It’s not the first time I’ve sunk my feet into the warm white sand of Haad Tien beach on the Thai island of Koh Phangan. Three years ago, at the tail end of an extended adventure in India, I found my breath as shallow and cramped as Delhi’s traffic and, sucking the last of my air in, I high tailed it for the nearest island on a rumor of the existence of a tropical heath & yoga center where I could feast on organic goods in a bamboo bungalow perched on a cliff over the Gulf of Thailand.
The rumors all proved true; I quickly found my breath again, mostly in the form of heavy hammock-wrapped sighs, sunset gasps of awe and a snorkel mask’s air tube.
As I continued to explore the hills of the jungle surrounding my “island-on-a-island” (after all, the neighbor of THIS beach is none other than Haad Rin, home of the legendary and monthly, Full Moon Party)…
… my curiosity eventually led me to the subject of much of the vegetarian restaurant chatter: the “Wellness Center,” located discretely and quietly across a bridge from the Sanctuary Resort.
Barefoot and relaxed, I crossed the bridge from my “resort world” and let my whim take a lead in wandering me in. Immediately, I felt myself an outsider to the unusually calm and skinny crowd sucking on identical and strange-colored sludge drinks that I suspected came from the posted menu of fasting cocktails.
I picked up a leather bound information book, walked under a sign that read, “Out of respect for our fasters, please do not eat here,” and took a cushioned seat near a place where I could conveniently overhear this strange community in conversation.
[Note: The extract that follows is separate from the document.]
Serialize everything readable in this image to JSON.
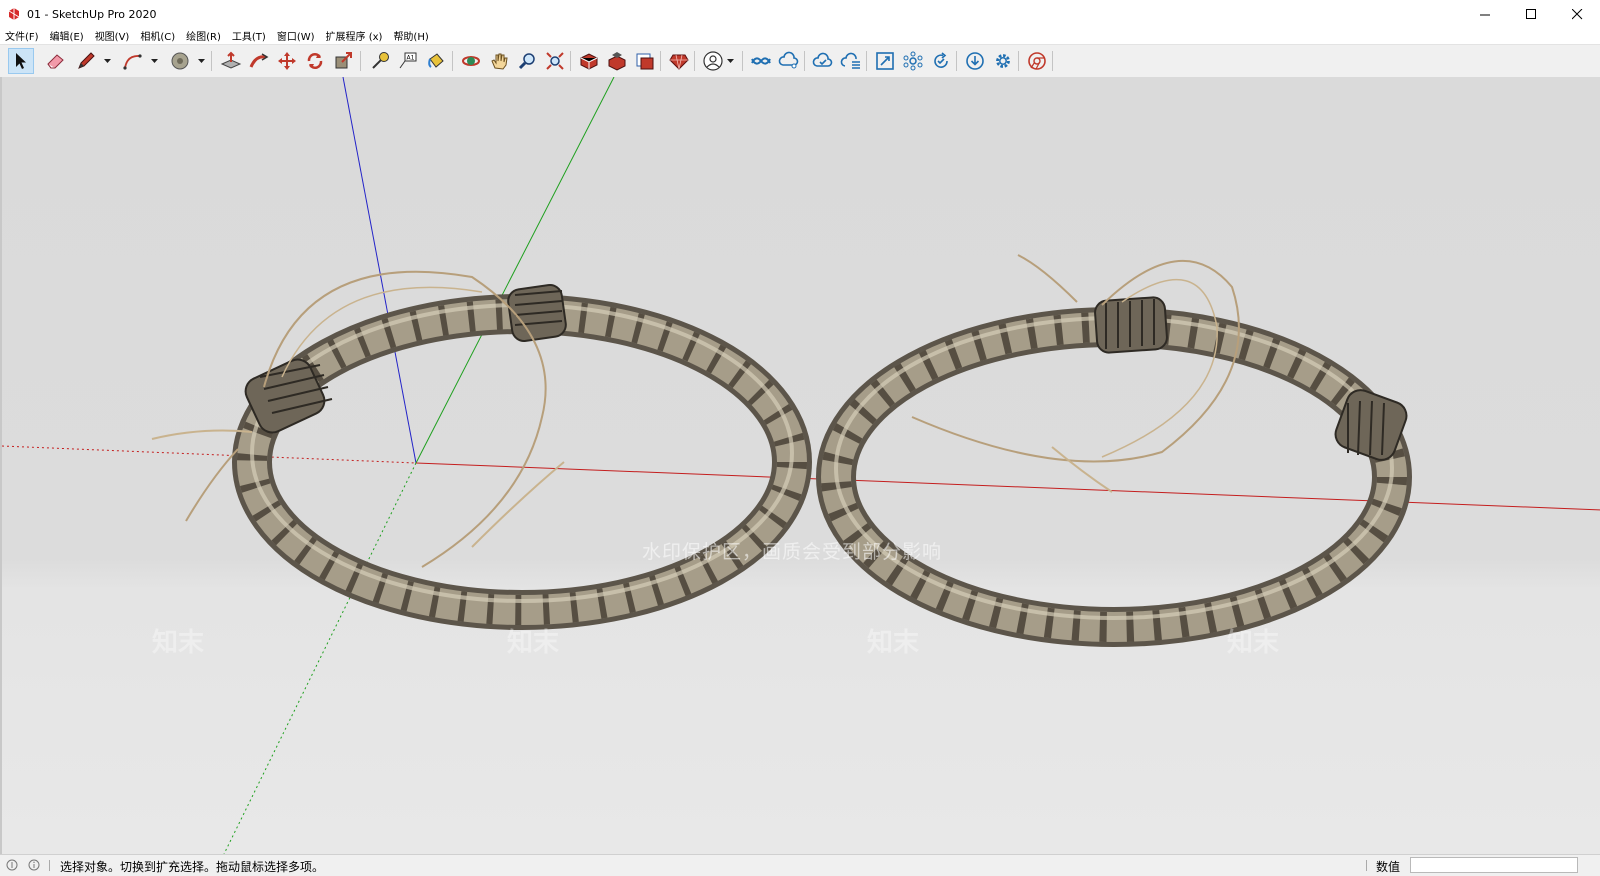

There I overheard a mix of the standard traveller lingo and questions, yet interspersed with some especially foreign terms, like, “bentonite,” “colonic,” “mucloid plaque,” “healing crisis” and “Bali body wrap.” And as I flipped through the pages of information, I also noted the curious spelling of, “disease” as, “dis-ease.” Yes. These were all interesting clues of an unsolved mystery and, interest piqued, I took my questions to the fasters’ bar manned by a staff of this supposed, “wellness retreat.”
“So you don’t eat anything of substance for 7 entire days? And you say that the colonics are really a necessary part of the fast? And this — this not-eating — it would cost a person how much?”
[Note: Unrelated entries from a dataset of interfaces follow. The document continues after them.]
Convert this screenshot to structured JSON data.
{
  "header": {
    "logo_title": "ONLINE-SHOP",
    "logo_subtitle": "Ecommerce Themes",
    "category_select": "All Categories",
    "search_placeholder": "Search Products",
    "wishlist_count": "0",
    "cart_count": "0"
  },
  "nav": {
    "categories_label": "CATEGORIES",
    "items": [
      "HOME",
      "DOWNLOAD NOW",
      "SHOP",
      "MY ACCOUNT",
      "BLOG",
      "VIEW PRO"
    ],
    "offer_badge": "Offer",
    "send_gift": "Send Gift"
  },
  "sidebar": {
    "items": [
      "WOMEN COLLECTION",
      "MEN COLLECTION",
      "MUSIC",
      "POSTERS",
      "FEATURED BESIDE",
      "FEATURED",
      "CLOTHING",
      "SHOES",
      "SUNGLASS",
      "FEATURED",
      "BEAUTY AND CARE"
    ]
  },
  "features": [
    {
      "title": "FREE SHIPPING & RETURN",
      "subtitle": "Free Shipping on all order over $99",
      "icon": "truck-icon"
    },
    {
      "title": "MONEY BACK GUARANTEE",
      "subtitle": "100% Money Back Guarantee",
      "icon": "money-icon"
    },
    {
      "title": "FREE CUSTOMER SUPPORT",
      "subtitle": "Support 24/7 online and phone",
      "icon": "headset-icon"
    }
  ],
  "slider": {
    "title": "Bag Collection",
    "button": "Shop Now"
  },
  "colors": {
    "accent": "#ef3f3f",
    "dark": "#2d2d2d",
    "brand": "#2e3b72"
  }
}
Far from being persuaded, I walked out with some sort of self-rationale that the human body should be quite capable of cleansing itself; after all, it has done so for millennia, without the aid of organic coffee colonics and clay shakes, no? But my health motivation WAS reinvigorated and I did spend the rest of my week eating only from the special pre- and post-fasting raw food menu of the resort restaurant. I retired to my hammock with a book where I spend most of the rest of my week, going only a little out of my way to respectfully keep myself, as an eater, out of the fasters’ club’s way.
Now. Fast forward three years.
Life being oddly inclined to spin us humans in such circles, I find myself, AGAIN, at the tail end of a year of adventures in India and desperately in need of a similar dose of the good health, fresh perspective and renewed balance that the sea’s infusion has proved its ingredients of consistently delivering.
This time I save myself the clumsy and wet entrance of my 3-year-prior arrival by holding my shoes and rolling my pants up to my thighs before jumping out of the longtail boat.
I don’t know why I did it. All I know is that I didn’t hesitate for a minute. I just looked up the website (http://www.thesanctuarythailand.com/) and sent an email asking to confirm my, 7-day “master cleanse” booking and 11-day stay (including my pre- and post-fasting).
As I heavy-step my way across the hot, white sand, I fondly note my favorite hammock where I read a half dozen books during my last visit.
And then I walk right past it, past the resort, and past the restaurant. I follow the sculpted path, carefully inlaid with seashells, and cross over the bridge.
I enter the bamboo thatched roof hut underneath the hanging painted sign of the, “Wellness Center” and drop my bags;
“Yep. I’m here. Reservation for 1.”